According to WZTV, the Putnam County Schools (PCS) was forced to impose a rule that prohibits school staff from leading a prayer following a letter from the Americans United for Separation of Church and State, sharing about incidents of prayers and proselytizing at events in schools.
PCS then explained its position to Fox 17.
“As a district, we absolutely understand the importance of prayer in the lives of our students, faculty, and staff members. We support the right of students to participate in and lead spontaneous prayers. That right is and will continue to be protected. We also understand that faculty and staff members can not lead or participate in the spontaneous student-led prayers.”
In this regard, the players of Upperman High School and Stone Memorial High School decided to lead the prayers themselves after their game last week. They were joined by some parents who gathered around to pray with them.
The fans were moved and commended them for the action.
“Satan’s power was defeated tonight, as the threat of a legal action to forbid prayer after the game was overwhelmed by player lead prayer supported by parents and fans in solidarity on Overall Field. God bless the Baxter and Stone players for their faith and courage,” Bob Vick wrote on Facebook, captured by The Blaze.

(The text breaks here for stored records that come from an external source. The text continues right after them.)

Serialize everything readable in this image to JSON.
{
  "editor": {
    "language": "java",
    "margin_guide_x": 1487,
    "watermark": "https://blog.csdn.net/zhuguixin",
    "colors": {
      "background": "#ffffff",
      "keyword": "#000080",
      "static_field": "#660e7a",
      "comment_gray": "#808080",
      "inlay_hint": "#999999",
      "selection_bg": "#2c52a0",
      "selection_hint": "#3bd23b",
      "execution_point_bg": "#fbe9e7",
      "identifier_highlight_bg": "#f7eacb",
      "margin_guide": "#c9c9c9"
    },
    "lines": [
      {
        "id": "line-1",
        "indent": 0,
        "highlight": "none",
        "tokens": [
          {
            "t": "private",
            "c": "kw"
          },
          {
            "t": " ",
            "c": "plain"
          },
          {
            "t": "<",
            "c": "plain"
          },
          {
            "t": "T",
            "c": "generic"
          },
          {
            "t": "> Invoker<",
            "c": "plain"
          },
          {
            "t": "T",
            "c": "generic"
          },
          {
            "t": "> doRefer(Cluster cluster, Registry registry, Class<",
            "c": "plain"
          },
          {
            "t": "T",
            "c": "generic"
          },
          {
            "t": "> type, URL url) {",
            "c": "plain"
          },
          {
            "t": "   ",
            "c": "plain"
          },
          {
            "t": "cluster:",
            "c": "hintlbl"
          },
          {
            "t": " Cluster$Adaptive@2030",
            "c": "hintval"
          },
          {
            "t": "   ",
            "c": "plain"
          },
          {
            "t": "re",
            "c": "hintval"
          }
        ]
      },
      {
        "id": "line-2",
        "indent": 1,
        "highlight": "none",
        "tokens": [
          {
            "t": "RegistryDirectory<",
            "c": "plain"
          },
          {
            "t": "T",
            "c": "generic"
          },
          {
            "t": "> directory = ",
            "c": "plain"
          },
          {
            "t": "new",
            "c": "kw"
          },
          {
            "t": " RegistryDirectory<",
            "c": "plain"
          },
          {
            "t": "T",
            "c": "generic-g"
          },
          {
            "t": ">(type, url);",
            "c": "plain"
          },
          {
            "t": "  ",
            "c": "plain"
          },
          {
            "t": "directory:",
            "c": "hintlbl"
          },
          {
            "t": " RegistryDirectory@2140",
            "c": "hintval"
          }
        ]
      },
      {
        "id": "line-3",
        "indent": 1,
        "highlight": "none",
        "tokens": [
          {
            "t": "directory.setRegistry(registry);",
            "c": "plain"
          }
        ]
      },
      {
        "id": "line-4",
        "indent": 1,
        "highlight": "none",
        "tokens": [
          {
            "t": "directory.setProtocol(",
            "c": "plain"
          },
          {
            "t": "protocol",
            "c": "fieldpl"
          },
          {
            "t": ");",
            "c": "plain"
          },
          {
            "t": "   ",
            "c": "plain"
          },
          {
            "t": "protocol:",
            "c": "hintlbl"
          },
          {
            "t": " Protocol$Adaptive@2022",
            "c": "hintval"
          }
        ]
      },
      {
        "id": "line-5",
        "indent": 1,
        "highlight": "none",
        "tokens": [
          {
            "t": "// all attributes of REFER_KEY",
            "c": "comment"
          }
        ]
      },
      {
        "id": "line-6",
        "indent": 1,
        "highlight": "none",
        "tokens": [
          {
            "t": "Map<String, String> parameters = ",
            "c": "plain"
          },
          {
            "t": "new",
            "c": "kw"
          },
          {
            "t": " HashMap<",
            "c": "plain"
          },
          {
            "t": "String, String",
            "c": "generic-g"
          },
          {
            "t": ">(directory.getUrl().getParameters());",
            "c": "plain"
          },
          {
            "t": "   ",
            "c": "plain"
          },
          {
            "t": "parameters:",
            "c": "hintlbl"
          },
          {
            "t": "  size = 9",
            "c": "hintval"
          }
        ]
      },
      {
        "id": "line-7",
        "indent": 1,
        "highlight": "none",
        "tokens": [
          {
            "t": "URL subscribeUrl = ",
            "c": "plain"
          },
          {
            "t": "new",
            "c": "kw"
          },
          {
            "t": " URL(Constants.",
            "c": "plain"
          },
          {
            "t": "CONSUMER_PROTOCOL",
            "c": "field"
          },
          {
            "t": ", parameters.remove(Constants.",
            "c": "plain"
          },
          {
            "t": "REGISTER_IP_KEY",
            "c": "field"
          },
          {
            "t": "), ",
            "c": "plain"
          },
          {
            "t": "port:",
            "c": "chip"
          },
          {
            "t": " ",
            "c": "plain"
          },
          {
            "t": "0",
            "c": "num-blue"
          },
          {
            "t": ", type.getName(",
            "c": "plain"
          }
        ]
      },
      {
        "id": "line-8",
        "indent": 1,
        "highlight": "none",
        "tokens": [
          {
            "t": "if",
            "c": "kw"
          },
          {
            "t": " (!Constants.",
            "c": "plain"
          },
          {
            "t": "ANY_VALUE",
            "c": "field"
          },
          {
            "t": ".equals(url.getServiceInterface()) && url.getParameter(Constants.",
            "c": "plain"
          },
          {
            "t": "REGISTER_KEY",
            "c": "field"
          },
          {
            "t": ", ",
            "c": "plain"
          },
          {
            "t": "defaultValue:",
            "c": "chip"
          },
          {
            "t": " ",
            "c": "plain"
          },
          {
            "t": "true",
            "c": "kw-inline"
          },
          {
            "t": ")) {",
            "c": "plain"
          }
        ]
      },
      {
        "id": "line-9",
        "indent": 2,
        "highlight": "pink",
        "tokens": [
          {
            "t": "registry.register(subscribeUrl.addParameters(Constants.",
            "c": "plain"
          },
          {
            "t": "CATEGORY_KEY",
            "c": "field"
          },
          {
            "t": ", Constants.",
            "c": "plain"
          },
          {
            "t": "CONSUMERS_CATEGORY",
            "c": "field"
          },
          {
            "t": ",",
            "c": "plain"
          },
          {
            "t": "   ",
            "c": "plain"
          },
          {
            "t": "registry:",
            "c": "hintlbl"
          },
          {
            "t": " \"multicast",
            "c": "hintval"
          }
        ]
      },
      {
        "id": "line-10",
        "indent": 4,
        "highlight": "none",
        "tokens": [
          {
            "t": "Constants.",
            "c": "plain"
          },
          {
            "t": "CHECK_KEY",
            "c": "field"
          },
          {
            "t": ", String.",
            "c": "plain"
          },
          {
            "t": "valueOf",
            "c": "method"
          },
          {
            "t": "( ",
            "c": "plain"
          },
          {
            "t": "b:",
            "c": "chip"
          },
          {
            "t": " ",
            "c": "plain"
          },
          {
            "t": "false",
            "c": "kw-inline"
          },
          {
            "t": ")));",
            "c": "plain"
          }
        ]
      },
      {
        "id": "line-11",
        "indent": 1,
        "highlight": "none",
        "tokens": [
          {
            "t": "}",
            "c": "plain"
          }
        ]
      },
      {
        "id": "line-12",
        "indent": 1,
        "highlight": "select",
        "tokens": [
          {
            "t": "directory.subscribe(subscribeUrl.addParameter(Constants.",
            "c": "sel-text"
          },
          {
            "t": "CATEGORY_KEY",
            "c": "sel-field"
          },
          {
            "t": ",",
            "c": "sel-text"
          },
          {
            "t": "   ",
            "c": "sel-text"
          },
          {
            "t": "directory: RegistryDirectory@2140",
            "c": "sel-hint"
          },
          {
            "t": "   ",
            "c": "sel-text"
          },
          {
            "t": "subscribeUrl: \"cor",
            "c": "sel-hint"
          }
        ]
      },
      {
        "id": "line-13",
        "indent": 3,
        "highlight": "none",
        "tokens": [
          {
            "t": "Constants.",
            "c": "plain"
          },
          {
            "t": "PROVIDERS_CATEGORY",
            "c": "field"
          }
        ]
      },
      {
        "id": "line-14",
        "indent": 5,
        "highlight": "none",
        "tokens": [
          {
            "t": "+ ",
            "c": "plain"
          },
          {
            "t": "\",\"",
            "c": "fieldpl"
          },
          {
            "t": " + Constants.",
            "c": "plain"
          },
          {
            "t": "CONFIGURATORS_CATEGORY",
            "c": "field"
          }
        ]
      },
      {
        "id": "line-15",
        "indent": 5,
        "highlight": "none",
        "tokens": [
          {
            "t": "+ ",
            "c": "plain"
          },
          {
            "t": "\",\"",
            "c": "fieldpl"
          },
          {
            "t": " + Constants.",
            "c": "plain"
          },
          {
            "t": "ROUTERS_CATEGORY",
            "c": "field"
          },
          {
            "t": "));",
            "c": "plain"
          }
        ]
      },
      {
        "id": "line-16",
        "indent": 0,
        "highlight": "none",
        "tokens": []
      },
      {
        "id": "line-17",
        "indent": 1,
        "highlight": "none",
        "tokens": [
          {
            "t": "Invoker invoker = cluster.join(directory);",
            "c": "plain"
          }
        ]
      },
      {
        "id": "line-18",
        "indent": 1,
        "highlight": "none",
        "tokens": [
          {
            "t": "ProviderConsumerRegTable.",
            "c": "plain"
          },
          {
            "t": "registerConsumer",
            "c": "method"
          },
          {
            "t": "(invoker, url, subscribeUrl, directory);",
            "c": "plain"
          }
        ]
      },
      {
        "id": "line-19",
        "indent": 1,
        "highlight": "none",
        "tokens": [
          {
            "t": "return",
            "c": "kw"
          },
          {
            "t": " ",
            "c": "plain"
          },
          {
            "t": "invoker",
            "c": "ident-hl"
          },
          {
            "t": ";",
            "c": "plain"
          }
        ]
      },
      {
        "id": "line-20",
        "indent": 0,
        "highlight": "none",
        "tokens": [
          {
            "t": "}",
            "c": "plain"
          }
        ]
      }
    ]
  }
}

According to Pew Research Center, major laws against religious activities in schools began when the Supreme Court ruled in the 1962 Engel v. Vitale case that a school-sponsored prayer violates the establishment clause of the First Amendment.
In June 1963, Bible reading was also banned when the Court upheld in “School District of Abington Township v. Schempp” case that doing such in public schools is unconstitutional.
In 1992’s Lee v. Weisman case, the highest court forbade clergies to conduct prayers in school ceremonies. In the 5-4 ruling, Justice Anthony M. Kennedy contended that composing “official prayers for any group of the American people to recite as a part of a religious program carried out by the government” is not part of the latter’s business. He also noted the possibility of psychological coercion in such action.
The decision was said to have surprised many. Justice Antonin Scalia, who dissented the majority’s opinion alongside Chief Justice William H. Rehnquist, Justices Byron R. White and Clarence Thomas, described it as a rejection of history and tradition, favoring “the changeable philosophical predilections of the Justices of this Court.”
Further, in the “Santa Fe Independent School District v. Jane Doe case in June 2000, the Supreme Court prohibited student-led prayers before football games in high school. In the 6-3 decision, Justice John Paul Stevens ruled that such move conveys that unbelievers are “outsiders.”
“We recognize the important role that public worship plays in many communities, as well as the sincere desire to include public prayer as a part of various occasions so as to mark those occasions’ significance. But such religious activity in public schools, as elsewhere, must comport with the 1st Amendment,” he said at the time.
Stevens was supported by Justices Ruth Bader Ginsburg, Sandra Day O’Connor, Stephen G. Breyer, David H. Souter and Kennedy.